(Records excerpted from a collection)
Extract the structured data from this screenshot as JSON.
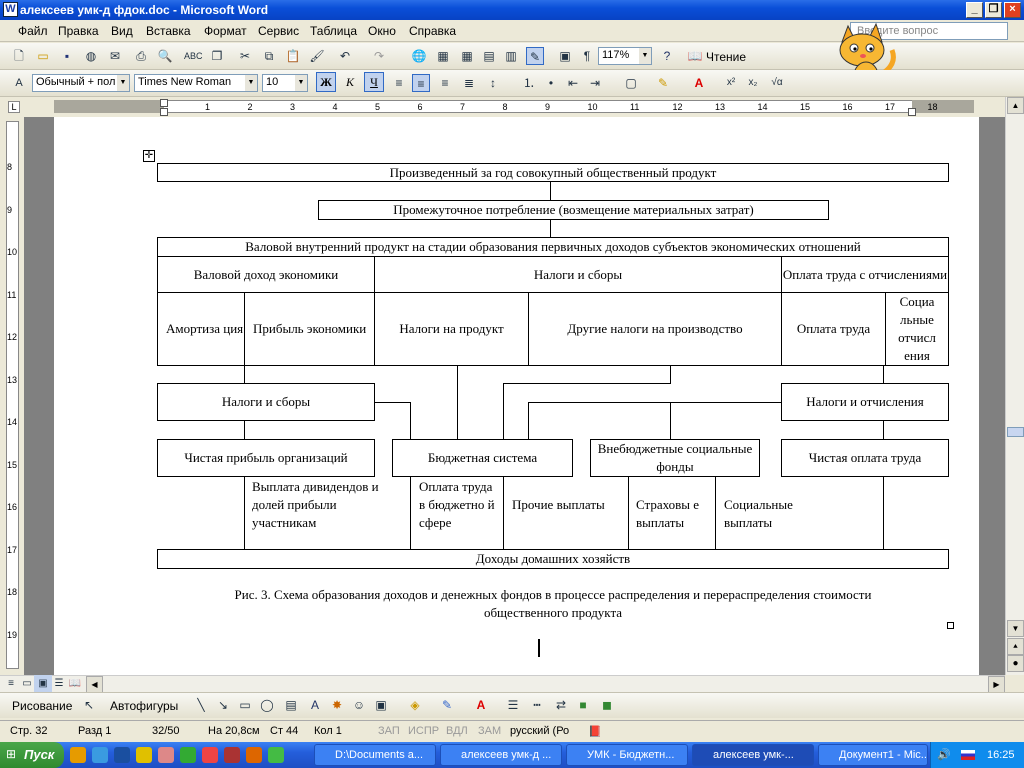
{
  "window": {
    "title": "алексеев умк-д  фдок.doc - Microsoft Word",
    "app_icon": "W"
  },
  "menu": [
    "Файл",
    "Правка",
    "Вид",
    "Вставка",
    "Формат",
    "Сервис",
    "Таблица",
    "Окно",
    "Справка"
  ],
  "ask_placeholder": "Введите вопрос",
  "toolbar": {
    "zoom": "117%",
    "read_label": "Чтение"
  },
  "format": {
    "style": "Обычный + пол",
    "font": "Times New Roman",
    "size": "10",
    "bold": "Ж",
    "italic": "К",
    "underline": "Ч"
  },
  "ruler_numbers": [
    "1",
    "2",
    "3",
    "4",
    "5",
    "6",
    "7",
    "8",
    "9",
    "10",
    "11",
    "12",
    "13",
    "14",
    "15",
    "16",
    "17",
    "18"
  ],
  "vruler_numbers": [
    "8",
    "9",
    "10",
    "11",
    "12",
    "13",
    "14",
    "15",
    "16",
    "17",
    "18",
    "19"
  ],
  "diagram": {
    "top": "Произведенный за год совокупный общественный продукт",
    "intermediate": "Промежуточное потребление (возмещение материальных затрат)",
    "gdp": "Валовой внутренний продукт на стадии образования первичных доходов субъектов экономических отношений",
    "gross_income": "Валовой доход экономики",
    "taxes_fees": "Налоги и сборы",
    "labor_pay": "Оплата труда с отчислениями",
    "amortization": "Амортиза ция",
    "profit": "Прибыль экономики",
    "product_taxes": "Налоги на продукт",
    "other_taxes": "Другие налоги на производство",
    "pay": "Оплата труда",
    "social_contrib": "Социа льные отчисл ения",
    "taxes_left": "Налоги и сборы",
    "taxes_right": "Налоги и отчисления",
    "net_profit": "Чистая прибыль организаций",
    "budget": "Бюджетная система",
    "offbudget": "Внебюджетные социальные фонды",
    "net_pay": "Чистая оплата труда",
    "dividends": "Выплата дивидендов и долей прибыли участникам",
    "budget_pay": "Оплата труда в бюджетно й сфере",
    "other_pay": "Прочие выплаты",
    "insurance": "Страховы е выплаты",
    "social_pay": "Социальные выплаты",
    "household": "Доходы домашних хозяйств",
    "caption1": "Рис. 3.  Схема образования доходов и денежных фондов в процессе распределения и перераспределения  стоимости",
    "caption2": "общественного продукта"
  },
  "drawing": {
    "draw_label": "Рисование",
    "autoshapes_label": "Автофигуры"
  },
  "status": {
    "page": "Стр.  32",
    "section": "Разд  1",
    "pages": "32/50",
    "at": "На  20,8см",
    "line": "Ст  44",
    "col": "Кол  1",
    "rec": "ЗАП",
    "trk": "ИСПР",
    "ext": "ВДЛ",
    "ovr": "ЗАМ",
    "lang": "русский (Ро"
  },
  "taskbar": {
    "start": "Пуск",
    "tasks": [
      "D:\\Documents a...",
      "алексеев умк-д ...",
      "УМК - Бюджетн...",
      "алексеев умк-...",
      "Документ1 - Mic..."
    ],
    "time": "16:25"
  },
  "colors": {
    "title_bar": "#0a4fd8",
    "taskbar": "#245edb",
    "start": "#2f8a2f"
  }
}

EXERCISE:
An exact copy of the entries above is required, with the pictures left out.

THE COMPLETED TASK:
Extract the structured data from this screenshot as JSON.
{
  "window": {
    "title": "алексеев умк-д  фдок.doc - Microsoft Word",
    "app_icon": "W"
  },
  "menu": [
    "Файл",
    "Правка",
    "Вид",
    "Вставка",
    "Формат",
    "Сервис",
    "Таблица",
    "Окно",
    "Справка"
  ],
  "ask_placeholder": "Введите вопрос",
  "toolbar": {
    "zoom": "117%",
    "read_label": "Чтение"
  },
  "format": {
    "style": "Обычный + пол",
    "font": "Times New Roman",
    "size": "10",
    "bold": "Ж",
    "italic": "К",
    "underline": "Ч"
  },
  "ruler_numbers": [
    "1",
    "2",
    "3",
    "4",
    "5",
    "6",
    "7",
    "8",
    "9",
    "10",
    "11",
    "12",
    "13",
    "14",
    "15",
    "16",
    "17",
    "18"
  ],
  "vruler_numbers": [
    "8",
    "9",
    "10",
    "11",
    "12",
    "13",
    "14",
    "15",
    "16",
    "17",
    "18",
    "19"
  ],
  "diagram": {
    "top": "Произведенный за год совокупный общественный продукт",
    "intermediate": "Промежуточное потребление (возмещение материальных затрат)",
    "gdp": "Валовой внутренний продукт на стадии образования первичных доходов субъектов экономических отношений",
    "gross_income": "Валовой доход экономики",
    "taxes_fees": "Налоги и сборы",
    "labor_pay": "Оплата труда с отчислениями",
    "amortization": "Амортиза ция",
    "profit": "Прибыль экономики",
    "product_taxes": "Налоги на продукт",
    "other_taxes": "Другие налоги на производство",
    "pay": "Оплата труда",
    "social_contrib": "Социа льные отчисл ения",
    "taxes_left": "Налоги и сборы",
    "taxes_right": "Налоги и отчисления",
    "net_profit": "Чистая прибыль организаций",
    "budget": "Бюджетная система",
    "offbudget": "Внебюджетные социальные фонды",
    "net_pay": "Чистая оплата труда",
    "dividends": "Выплата дивидендов и долей прибыли участникам",
    "budget_pay": "Оплата труда в бюджетно й сфере",
    "other_pay": "Прочие выплаты",
    "insurance": "Страховы е выплаты",
    "social_pay": "Социальные выплаты",
    "household": "Доходы домашних хозяйств",
    "caption1": "Рис. 3.  Схема образования доходов и денежных фондов в процессе распределения и перераспределения  стоимости",
    "caption2": "общественного продукта"
  },
  "drawing": {
    "draw_label": "Рисование",
    "autoshapes_label": "Автофигуры"
  },
  "status": {
    "page": "Стр.  32",
    "section": "Разд  1",
    "pages": "32/50",
    "at": "На  20,8см",
    "line": "Ст  44",
    "col": "Кол  1",
    "rec": "ЗАП",
    "trk": "ИСПР",
    "ext": "ВДЛ",
    "ovr": "ЗАМ",
    "lang": "русский (Ро"
  },
  "taskbar": {
    "start": "Пуск",
    "tasks": [
      "D:\\Documents a...",
      "алексеев умк-д ...",
      "УМК - Бюджетн...",
      "алексеев умк-...",
      "Документ1 - Mic..."
    ],
    "time": "16:25"
  },
  "colors": {
    "title_bar": "#0a4fd8",
    "taskbar": "#245edb",
    "start": "#2f8a2f"
  }
}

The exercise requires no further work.